Australian documentary filmmaker James Ricketson has been questioned over his links to the political opposition in Cambodia.
Ricketson was arrested on June 3 and later charged with espionage.
Photographs in a government-aligned newspaper of Ricketson flying a drone over an opposition rally led to speculation his detention was linked to illegally operating the craft.
But a source close to the case, who spoke on condition of anonymity due to the sensitivity of the matter, said the filmmaker's arrest was not related to the drone.
"He was questioned about his links to [former opposition leader Sam] Rainsy," the source said.

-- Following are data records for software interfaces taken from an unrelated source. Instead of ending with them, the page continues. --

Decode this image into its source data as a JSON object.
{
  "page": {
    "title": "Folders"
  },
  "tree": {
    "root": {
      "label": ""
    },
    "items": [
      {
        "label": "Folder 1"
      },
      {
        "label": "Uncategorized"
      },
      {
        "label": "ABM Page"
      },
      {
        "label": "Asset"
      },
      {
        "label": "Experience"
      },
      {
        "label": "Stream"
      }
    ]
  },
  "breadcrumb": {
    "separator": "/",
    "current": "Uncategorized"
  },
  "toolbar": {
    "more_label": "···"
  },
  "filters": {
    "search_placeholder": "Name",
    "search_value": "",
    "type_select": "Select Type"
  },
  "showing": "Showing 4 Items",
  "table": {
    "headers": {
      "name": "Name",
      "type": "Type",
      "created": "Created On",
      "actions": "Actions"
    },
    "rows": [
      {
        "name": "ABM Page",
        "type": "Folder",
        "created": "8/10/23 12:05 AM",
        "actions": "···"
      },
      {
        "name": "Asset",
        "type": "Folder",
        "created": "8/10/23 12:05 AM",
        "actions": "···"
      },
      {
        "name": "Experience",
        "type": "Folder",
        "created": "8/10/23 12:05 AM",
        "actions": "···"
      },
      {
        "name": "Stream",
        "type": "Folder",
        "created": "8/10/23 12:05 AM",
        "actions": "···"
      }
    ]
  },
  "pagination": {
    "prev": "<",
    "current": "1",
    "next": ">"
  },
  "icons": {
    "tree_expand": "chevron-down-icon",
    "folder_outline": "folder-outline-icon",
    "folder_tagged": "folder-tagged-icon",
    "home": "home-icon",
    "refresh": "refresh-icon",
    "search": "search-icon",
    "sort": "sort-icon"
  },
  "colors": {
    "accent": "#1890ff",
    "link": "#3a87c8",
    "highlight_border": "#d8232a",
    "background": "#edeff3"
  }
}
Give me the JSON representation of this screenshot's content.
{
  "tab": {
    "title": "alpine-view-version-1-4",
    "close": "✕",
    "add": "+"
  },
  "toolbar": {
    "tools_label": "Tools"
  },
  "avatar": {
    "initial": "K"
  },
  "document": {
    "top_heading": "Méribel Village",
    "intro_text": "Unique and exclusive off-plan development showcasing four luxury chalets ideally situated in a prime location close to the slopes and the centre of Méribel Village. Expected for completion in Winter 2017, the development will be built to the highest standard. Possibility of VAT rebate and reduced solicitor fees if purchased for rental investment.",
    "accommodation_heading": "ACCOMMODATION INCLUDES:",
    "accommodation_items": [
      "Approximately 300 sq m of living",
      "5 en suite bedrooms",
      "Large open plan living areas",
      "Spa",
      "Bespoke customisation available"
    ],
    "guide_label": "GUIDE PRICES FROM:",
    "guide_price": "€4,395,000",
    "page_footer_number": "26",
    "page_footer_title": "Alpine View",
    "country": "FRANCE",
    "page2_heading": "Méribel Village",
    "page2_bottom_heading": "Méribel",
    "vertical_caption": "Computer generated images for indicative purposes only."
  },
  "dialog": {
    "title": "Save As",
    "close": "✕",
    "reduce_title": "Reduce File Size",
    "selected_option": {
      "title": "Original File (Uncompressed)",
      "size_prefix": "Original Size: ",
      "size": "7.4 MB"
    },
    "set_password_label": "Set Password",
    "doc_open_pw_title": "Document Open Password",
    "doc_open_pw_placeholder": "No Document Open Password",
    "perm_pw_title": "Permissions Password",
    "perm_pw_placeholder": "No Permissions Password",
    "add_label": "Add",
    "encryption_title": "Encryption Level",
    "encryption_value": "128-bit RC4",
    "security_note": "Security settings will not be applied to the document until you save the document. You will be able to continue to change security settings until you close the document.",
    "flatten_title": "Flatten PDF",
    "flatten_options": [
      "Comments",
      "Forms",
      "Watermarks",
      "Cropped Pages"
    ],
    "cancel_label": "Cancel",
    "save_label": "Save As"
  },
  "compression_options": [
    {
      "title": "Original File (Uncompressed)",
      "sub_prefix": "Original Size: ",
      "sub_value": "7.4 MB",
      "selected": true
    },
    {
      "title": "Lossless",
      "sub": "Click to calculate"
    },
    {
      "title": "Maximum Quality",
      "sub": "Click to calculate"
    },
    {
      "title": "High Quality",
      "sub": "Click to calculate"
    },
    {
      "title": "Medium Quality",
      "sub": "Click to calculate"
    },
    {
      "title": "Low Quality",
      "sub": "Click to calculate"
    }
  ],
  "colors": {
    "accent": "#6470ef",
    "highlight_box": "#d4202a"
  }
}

The ABC understands Ricketson was taken to a Phnom Penh court for questioning on June 21 and is expected to return to court on Wednesday for further investigation.
Under the French-based legal system in Cambodia, an investigative judge carries out the ground work of a case.
Cambodian police have given mixed messages about why the 68-year-old Australian was arrested.
Ricketson was widely known to be making a documentary about Cambodian politics and spent years following Mr Rainsy.
The two appeared together on ABC radio in 2015, but the Cambodian National Rescue Party (CNRP) is now distancing itself from the controversial Australian.
"I am afraid I have no comment on this subject and I don't think anyone at CNRP knows much about James Ricketson," CNRP MP Mu Sochua said.
Emails to Mr Rainsy and a CNRP spokeswoman went unanswered.
Ricketson compared Cambodian PM to Darth Vader
Ricketson has been a vocal critic of Prime Minister Hun Sen, who has ruled Cambodia for 32 years.
In a 2014 blog post entitled The Dictator And The Democrat, he compared Hun Sen to the Star Wars villain Darth Vader.
The opposition won 46 per cent of votes in a recent local election and for the first time in decades will present a real challenge to the ruling party in next year's national vote.
Ricketson's campaigns have irritated many and sometimes brought legal action.
He has blogged about Australia's policy of resettling refugees in Cambodia and mounted a one-man sit-in protest at Screen Australia that resulted in a restraining order.
In 2014 and 2016, Rickestson was convicted in Cambodian courts of defaming two separate child protection organisations.
His recent arrest was reportedly made without a warrant and he was detained well beyond the legal 72 hours before being charged.
If convicted, Ricketson could face up to 10 years in jail.
A trial date has not yet been set.